Pick Hall, Room 506
5828 South University Avenue
PISP explores the major theoretical debates and policy issues in the field of international security. The workshop provides a forum for graduate students, Chicago faculty, and outside academics to present original unpublished research, commonly a draft journal article or dissertation/book chapter. Policy experts also come to PISP to share their knowledge of the key issues of the day.

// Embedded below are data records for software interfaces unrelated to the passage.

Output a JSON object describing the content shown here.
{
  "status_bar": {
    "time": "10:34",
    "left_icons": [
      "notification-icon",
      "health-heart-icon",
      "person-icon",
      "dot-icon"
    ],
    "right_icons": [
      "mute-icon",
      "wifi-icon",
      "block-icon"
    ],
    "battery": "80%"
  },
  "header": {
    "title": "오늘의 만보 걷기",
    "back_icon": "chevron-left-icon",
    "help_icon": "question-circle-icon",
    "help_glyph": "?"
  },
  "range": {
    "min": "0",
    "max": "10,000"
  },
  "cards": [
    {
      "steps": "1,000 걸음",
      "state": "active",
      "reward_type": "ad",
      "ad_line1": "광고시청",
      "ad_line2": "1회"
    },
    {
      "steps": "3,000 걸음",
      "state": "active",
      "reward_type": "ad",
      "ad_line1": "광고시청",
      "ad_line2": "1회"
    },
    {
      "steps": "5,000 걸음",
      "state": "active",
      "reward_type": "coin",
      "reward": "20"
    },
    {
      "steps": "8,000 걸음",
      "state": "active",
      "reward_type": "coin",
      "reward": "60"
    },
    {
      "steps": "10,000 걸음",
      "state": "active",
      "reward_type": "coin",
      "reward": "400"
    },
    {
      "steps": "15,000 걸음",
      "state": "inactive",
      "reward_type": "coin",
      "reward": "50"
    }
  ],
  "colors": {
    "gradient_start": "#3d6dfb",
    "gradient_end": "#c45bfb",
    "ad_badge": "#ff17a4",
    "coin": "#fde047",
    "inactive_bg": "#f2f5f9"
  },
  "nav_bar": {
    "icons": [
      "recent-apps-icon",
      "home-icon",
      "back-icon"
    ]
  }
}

Topics include nuclear proliferation, theories of war and peace, American national security policy, military doctrine and organization, and terrorism.
|January 13||David Benson (University of Chicago)|
"The Internet Effect: When ICT Empowers Civil Society and Weakens States"
|January 20||Rose McDermott (Brown University)|
"The Psychology of Revenge and Deterrence in International Relations"
|January 27||Chad Levinson (University of Chicago)|
"Dissensus and Partisan Differentiation: Extra-Governmental Organizations in the Late Cold
War Politics of US National Security"
|February 3||Brett Benson (Vanderbilt University)|
"Sticks, and Stones, and Small Arms: The Effect of Arms Imports on the Deadliness of Civil
|February 10||Bonnie Chan (University of Chicago)|
"Recruitment Patterns of Perpetrators in Mass Atrocities"
|February 17||Todd S. Sechser (University of Virginia)|
"The Moral Hazard Myth: Nuclear Umbrellas and Reckless Allies"
|February 24||M.J. Reese, Keven Ruby, Vincent Bauer (University of Chicago)|
"Drone Strikes and Insurgent Retaliation: Evidence from Pakistan"
|March 3||Asfandyar Mir (University of Chicago)|
"Are Drone Strikes an Effective Weapon to Target Insurgent Groups?"
|March 10||Lt. Gen. Daniel Bolger (North Carolina State University)|
"Why We Lost: A General’s Inside Account of the Iraq and Afghanistan Wars"